Using the records below, find every line that includes "chrome" and copy it.

[Records from a collection]
######
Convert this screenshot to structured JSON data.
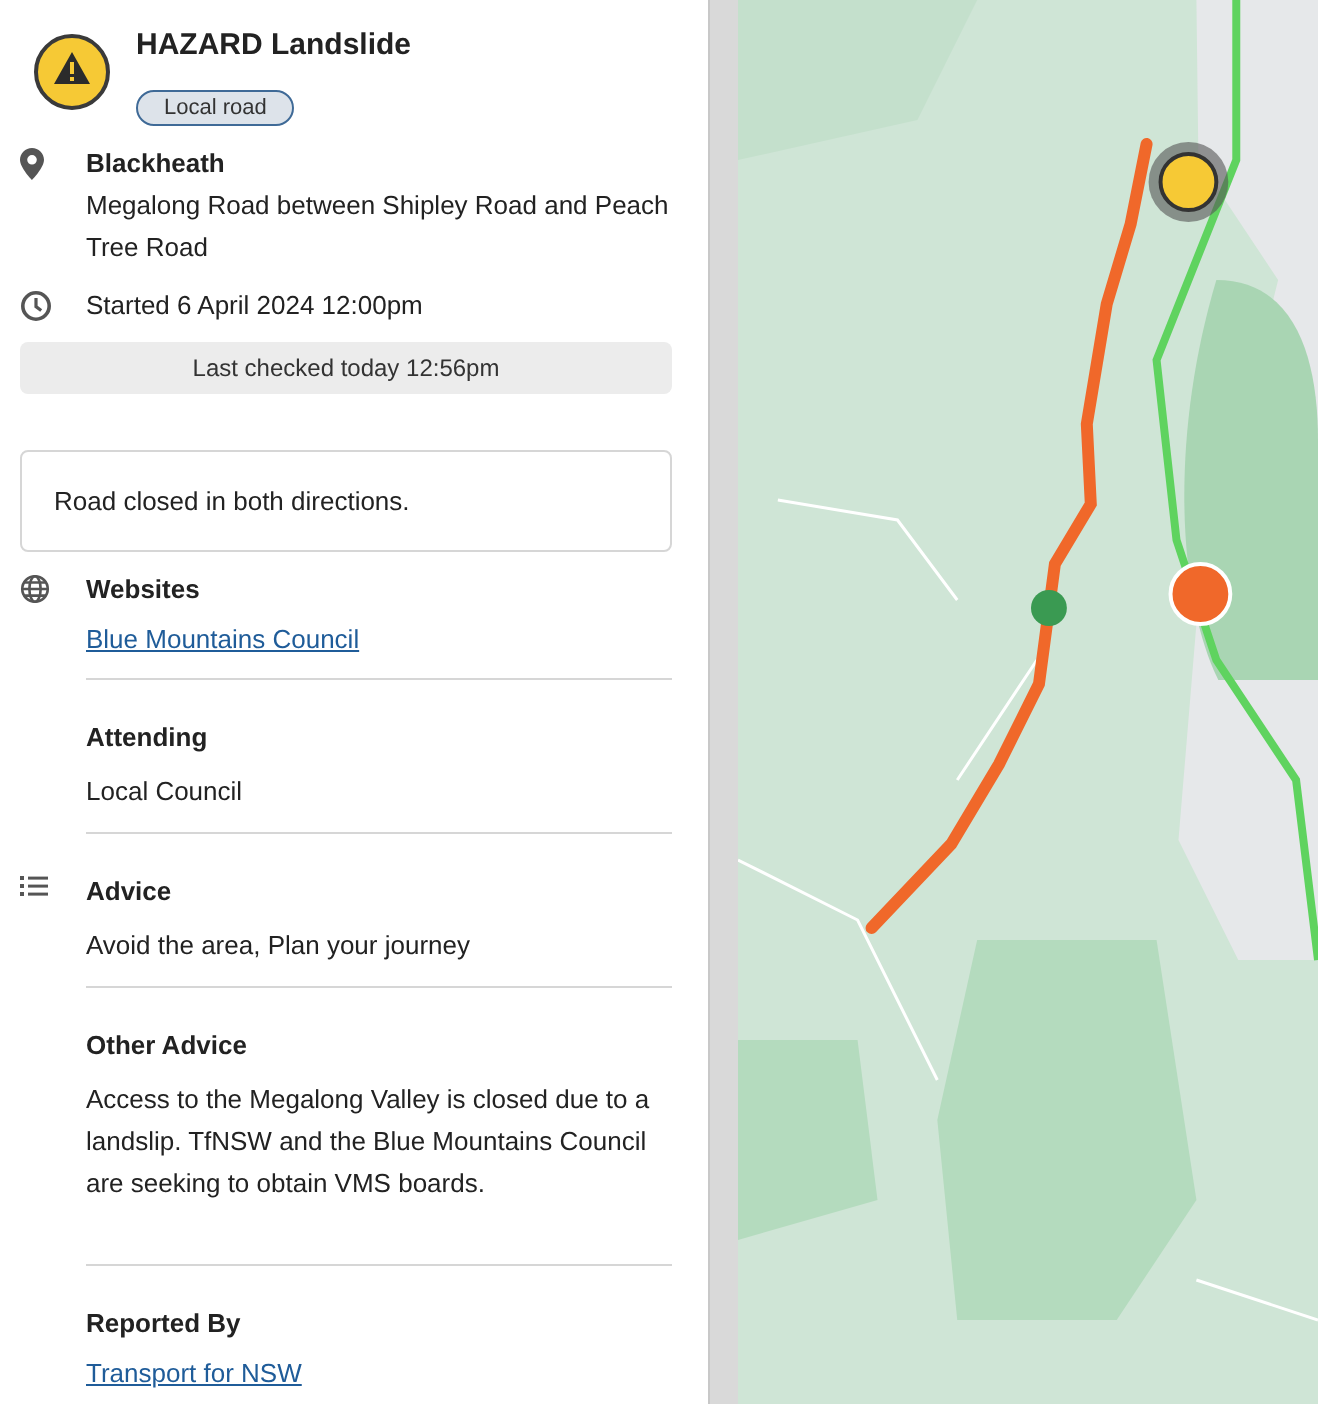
{
  "incident": {
    "title": "HAZARD Landslide",
    "tag": "Local road"
  },
  "location": {
    "suburb": "Blackheath",
    "description": "Megalong Road between Shipley Road and Peach Tree Road"
  },
  "started": "Started 6 April 2024 12:00pm",
  "last_checked": "Last checked today 12:56pm",
  "notice": "Road closed in both directions.",
  "sections": [
    {
      "kind": "websites",
      "heading": "Websites",
      "link": "Blue Mountains Council"
    },
    {
      "kind": "plain",
      "heading": "Attending",
      "text": "Local Council"
    },
    {
      "kind": "advice",
      "heading": "Advice",
      "text": "Avoid the area, Plan your journey"
    },
    {
      "kind": "plain",
      "heading": "Other Advice",
      "text": "Access to the Megalong Valley is closed due to a landslip. TfNSW and the Blue Mountains Council are seeking to obtain VMS boards."
    },
    {
      "kind": "plain",
      "heading": "Reported By",
      "link": "Transport for NSW"
    }
  ]
}
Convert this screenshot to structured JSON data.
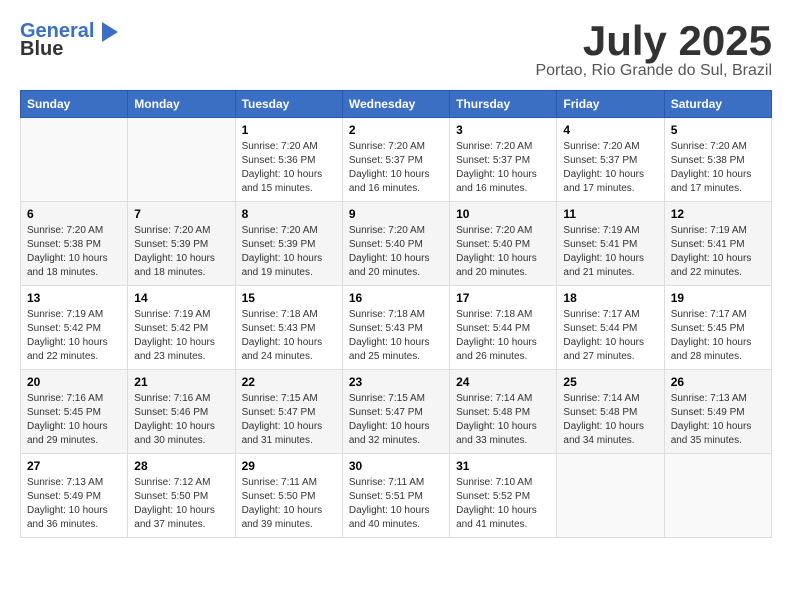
{
  "logo": {
    "line1": "General",
    "line2": "Blue"
  },
  "title": "July 2025",
  "location": "Portao, Rio Grande do Sul, Brazil",
  "headers": [
    "Sunday",
    "Monday",
    "Tuesday",
    "Wednesday",
    "Thursday",
    "Friday",
    "Saturday"
  ],
  "weeks": [
    [
      {
        "day": "",
        "sunrise": "",
        "sunset": "",
        "daylight": ""
      },
      {
        "day": "",
        "sunrise": "",
        "sunset": "",
        "daylight": ""
      },
      {
        "day": "1",
        "sunrise": "Sunrise: 7:20 AM",
        "sunset": "Sunset: 5:36 PM",
        "daylight": "Daylight: 10 hours and 15 minutes."
      },
      {
        "day": "2",
        "sunrise": "Sunrise: 7:20 AM",
        "sunset": "Sunset: 5:37 PM",
        "daylight": "Daylight: 10 hours and 16 minutes."
      },
      {
        "day": "3",
        "sunrise": "Sunrise: 7:20 AM",
        "sunset": "Sunset: 5:37 PM",
        "daylight": "Daylight: 10 hours and 16 minutes."
      },
      {
        "day": "4",
        "sunrise": "Sunrise: 7:20 AM",
        "sunset": "Sunset: 5:37 PM",
        "daylight": "Daylight: 10 hours and 17 minutes."
      },
      {
        "day": "5",
        "sunrise": "Sunrise: 7:20 AM",
        "sunset": "Sunset: 5:38 PM",
        "daylight": "Daylight: 10 hours and 17 minutes."
      }
    ],
    [
      {
        "day": "6",
        "sunrise": "Sunrise: 7:20 AM",
        "sunset": "Sunset: 5:38 PM",
        "daylight": "Daylight: 10 hours and 18 minutes."
      },
      {
        "day": "7",
        "sunrise": "Sunrise: 7:20 AM",
        "sunset": "Sunset: 5:39 PM",
        "daylight": "Daylight: 10 hours and 18 minutes."
      },
      {
        "day": "8",
        "sunrise": "Sunrise: 7:20 AM",
        "sunset": "Sunset: 5:39 PM",
        "daylight": "Daylight: 10 hours and 19 minutes."
      },
      {
        "day": "9",
        "sunrise": "Sunrise: 7:20 AM",
        "sunset": "Sunset: 5:40 PM",
        "daylight": "Daylight: 10 hours and 20 minutes."
      },
      {
        "day": "10",
        "sunrise": "Sunrise: 7:20 AM",
        "sunset": "Sunset: 5:40 PM",
        "daylight": "Daylight: 10 hours and 20 minutes."
      },
      {
        "day": "11",
        "sunrise": "Sunrise: 7:19 AM",
        "sunset": "Sunset: 5:41 PM",
        "daylight": "Daylight: 10 hours and 21 minutes."
      },
      {
        "day": "12",
        "sunrise": "Sunrise: 7:19 AM",
        "sunset": "Sunset: 5:41 PM",
        "daylight": "Daylight: 10 hours and 22 minutes."
      }
    ],
    [
      {
        "day": "13",
        "sunrise": "Sunrise: 7:19 AM",
        "sunset": "Sunset: 5:42 PM",
        "daylight": "Daylight: 10 hours and 22 minutes."
      },
      {
        "day": "14",
        "sunrise": "Sunrise: 7:19 AM",
        "sunset": "Sunset: 5:42 PM",
        "daylight": "Daylight: 10 hours and 23 minutes."
      },
      {
        "day": "15",
        "sunrise": "Sunrise: 7:18 AM",
        "sunset": "Sunset: 5:43 PM",
        "daylight": "Daylight: 10 hours and 24 minutes."
      },
      {
        "day": "16",
        "sunrise": "Sunrise: 7:18 AM",
        "sunset": "Sunset: 5:43 PM",
        "daylight": "Daylight: 10 hours and 25 minutes."
      },
      {
        "day": "17",
        "sunrise": "Sunrise: 7:18 AM",
        "sunset": "Sunset: 5:44 PM",
        "daylight": "Daylight: 10 hours and 26 minutes."
      },
      {
        "day": "18",
        "sunrise": "Sunrise: 7:17 AM",
        "sunset": "Sunset: 5:44 PM",
        "daylight": "Daylight: 10 hours and 27 minutes."
      },
      {
        "day": "19",
        "sunrise": "Sunrise: 7:17 AM",
        "sunset": "Sunset: 5:45 PM",
        "daylight": "Daylight: 10 hours and 28 minutes."
      }
    ],
    [
      {
        "day": "20",
        "sunrise": "Sunrise: 7:16 AM",
        "sunset": "Sunset: 5:45 PM",
        "daylight": "Daylight: 10 hours and 29 minutes."
      },
      {
        "day": "21",
        "sunrise": "Sunrise: 7:16 AM",
        "sunset": "Sunset: 5:46 PM",
        "daylight": "Daylight: 10 hours and 30 minutes."
      },
      {
        "day": "22",
        "sunrise": "Sunrise: 7:15 AM",
        "sunset": "Sunset: 5:47 PM",
        "daylight": "Daylight: 10 hours and 31 minutes."
      },
      {
        "day": "23",
        "sunrise": "Sunrise: 7:15 AM",
        "sunset": "Sunset: 5:47 PM",
        "daylight": "Daylight: 10 hours and 32 minutes."
      },
      {
        "day": "24",
        "sunrise": "Sunrise: 7:14 AM",
        "sunset": "Sunset: 5:48 PM",
        "daylight": "Daylight: 10 hours and 33 minutes."
      },
      {
        "day": "25",
        "sunrise": "Sunrise: 7:14 AM",
        "sunset": "Sunset: 5:48 PM",
        "daylight": "Daylight: 10 hours and 34 minutes."
      },
      {
        "day": "26",
        "sunrise": "Sunrise: 7:13 AM",
        "sunset": "Sunset: 5:49 PM",
        "daylight": "Daylight: 10 hours and 35 minutes."
      }
    ],
    [
      {
        "day": "27",
        "sunrise": "Sunrise: 7:13 AM",
        "sunset": "Sunset: 5:49 PM",
        "daylight": "Daylight: 10 hours and 36 minutes."
      },
      {
        "day": "28",
        "sunrise": "Sunrise: 7:12 AM",
        "sunset": "Sunset: 5:50 PM",
        "daylight": "Daylight: 10 hours and 37 minutes."
      },
      {
        "day": "29",
        "sunrise": "Sunrise: 7:11 AM",
        "sunset": "Sunset: 5:50 PM",
        "daylight": "Daylight: 10 hours and 39 minutes."
      },
      {
        "day": "30",
        "sunrise": "Sunrise: 7:11 AM",
        "sunset": "Sunset: 5:51 PM",
        "daylight": "Daylight: 10 hours and 40 minutes."
      },
      {
        "day": "31",
        "sunrise": "Sunrise: 7:10 AM",
        "sunset": "Sunset: 5:52 PM",
        "daylight": "Daylight: 10 hours and 41 minutes."
      },
      {
        "day": "",
        "sunrise": "",
        "sunset": "",
        "daylight": ""
      },
      {
        "day": "",
        "sunrise": "",
        "sunset": "",
        "daylight": ""
      }
    ]
  ]
}
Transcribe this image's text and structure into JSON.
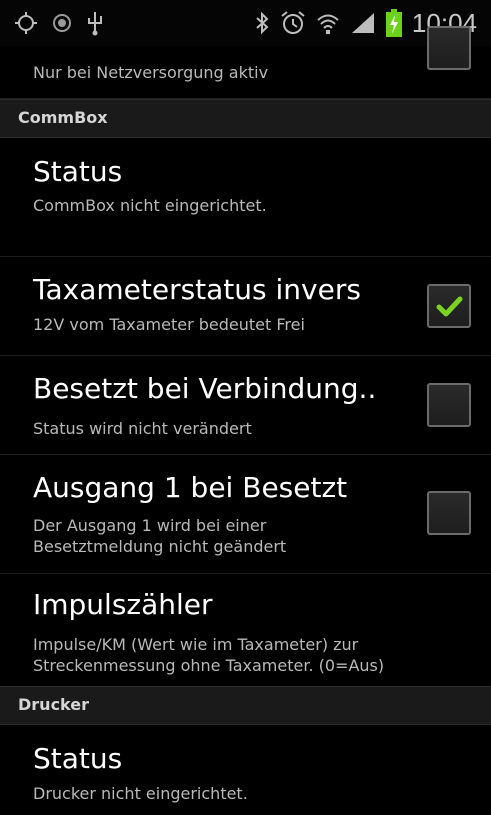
{
  "statusbar": {
    "time": "10:04",
    "left_icons": [
      "gps-icon",
      "nfc-icon",
      "usb-icon"
    ],
    "right_icons": [
      "bluetooth-icon",
      "alarm-icon",
      "wifi-icon",
      "signal-icon",
      "battery-charging-icon"
    ]
  },
  "top_item": {
    "summary": "Nur bei Netzversorgung aktiv",
    "checked": false
  },
  "categories": {
    "commbox": "CommBox",
    "drucker": "Drucker"
  },
  "items": {
    "commbox_status": {
      "title": "Status",
      "summary": "CommBox nicht eingerichtet."
    },
    "taxameter_invers": {
      "title": "Taxameterstatus invers",
      "summary": "12V vom Taxameter bedeutet Frei",
      "checked": true
    },
    "besetzt_verbindung": {
      "title": "Besetzt bei Verbindung..",
      "summary": "Status wird nicht verändert",
      "checked": false
    },
    "ausgang1": {
      "title": "Ausgang 1 bei Besetzt",
      "summary": "Der Ausgang 1 wird bei einer Besetztmeldung nicht geändert",
      "checked": false
    },
    "impulszaehler": {
      "title": "Impulszähler",
      "summary": "Impulse/KM (Wert wie im Taxameter) zur Streckenmessung ohne Taxameter. (0=Aus)"
    },
    "drucker_status": {
      "title": "Status",
      "summary": "Drucker nicht eingerichtet."
    }
  },
  "colors": {
    "accent_check": "#7ad321",
    "background": "#000000",
    "category_bg": "#1a1a1a"
  }
}
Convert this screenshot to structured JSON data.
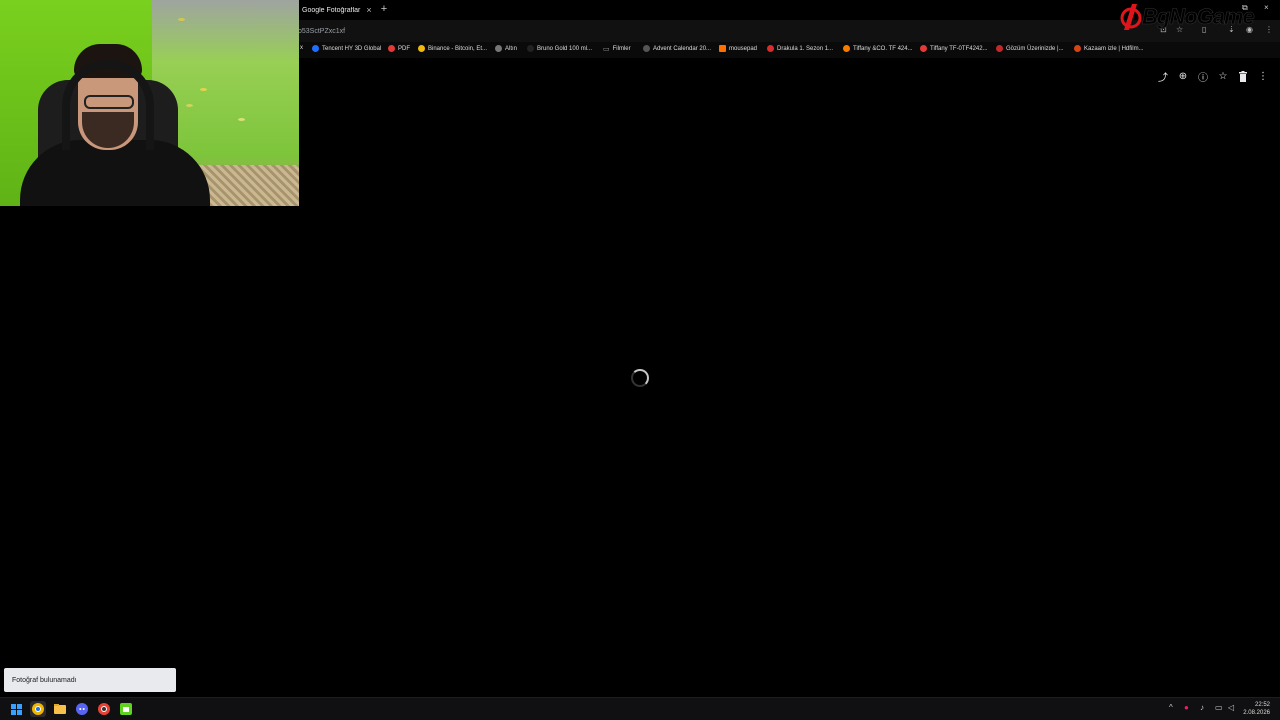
{
  "browser": {
    "active_tab_title": "Google Fotoğraflar",
    "tab_close_glyph": "×",
    "new_tab_glyph": "+",
    "url": "o53SctPZxc1xf",
    "window_controls": [
      "⧉",
      "×"
    ]
  },
  "bookmarks": [
    {
      "label": "x",
      "favicon_color": "#444444"
    },
    {
      "label": "Tencent HY 3D Global",
      "favicon_color": "#1e6fff"
    },
    {
      "label": "PDF",
      "favicon_color": "#e53935"
    },
    {
      "label": "Binance - Bitcoin, Et...",
      "favicon_color": "#f0b90b"
    },
    {
      "label": "Altın",
      "favicon_color": "#777777"
    },
    {
      "label": "Bruno Gold 100 ml...",
      "favicon_color": "#222222"
    },
    {
      "label": "Filmler",
      "favicon_color": "#9aa0a6"
    },
    {
      "label": "Advent Calendar 20...",
      "favicon_color": "#555555"
    },
    {
      "label": "mousepad",
      "favicon_color": "#ff6f00"
    },
    {
      "label": "Drakula 1. Sezon 1...",
      "favicon_color": "#d32f2f"
    },
    {
      "label": "Tiffany &CO. TF 424...",
      "favicon_color": "#f57c00"
    },
    {
      "label": "Tiffany TF-0TF4242...",
      "favicon_color": "#e53935"
    },
    {
      "label": "Gözüm Üzerinizde |...",
      "favicon_color": "#c62828"
    },
    {
      "label": "Kazaam izle | Hdfilm...",
      "favicon_color": "#d84315"
    }
  ],
  "brand": {
    "text": "BgNoGame",
    "accent": "#e0151b"
  },
  "viewer_actions": [
    {
      "name": "share-icon",
      "glyph": "⤴"
    },
    {
      "name": "zoom-in-icon",
      "glyph": "⊕"
    },
    {
      "name": "info-icon",
      "glyph": "ⓘ"
    },
    {
      "name": "star-icon",
      "glyph": "☆"
    },
    {
      "name": "trash-icon",
      "glyph": "🗑"
    },
    {
      "name": "more-vert-icon",
      "glyph": "⋮"
    }
  ],
  "toast": {
    "message": "Fotoğraf bulunamadı"
  },
  "taskbar": {
    "apps": [
      {
        "name": "windows-start-icon",
        "color": "#3aa0ff"
      },
      {
        "name": "chrome-icon",
        "color": "#f2b600"
      },
      {
        "name": "file-explorer-icon",
        "color": "#f7c04a"
      },
      {
        "name": "discord-icon",
        "color": "#5865f2"
      },
      {
        "name": "chrome-canary-icon",
        "color": "#e94235"
      },
      {
        "name": "android-app-icon",
        "color": "#5fd31f"
      }
    ],
    "time": "22:52",
    "date": "2.08.2026"
  }
}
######
**Answer to the exercise:**
        "name": "chrome-icon",
        "name": "chrome-canary-icon",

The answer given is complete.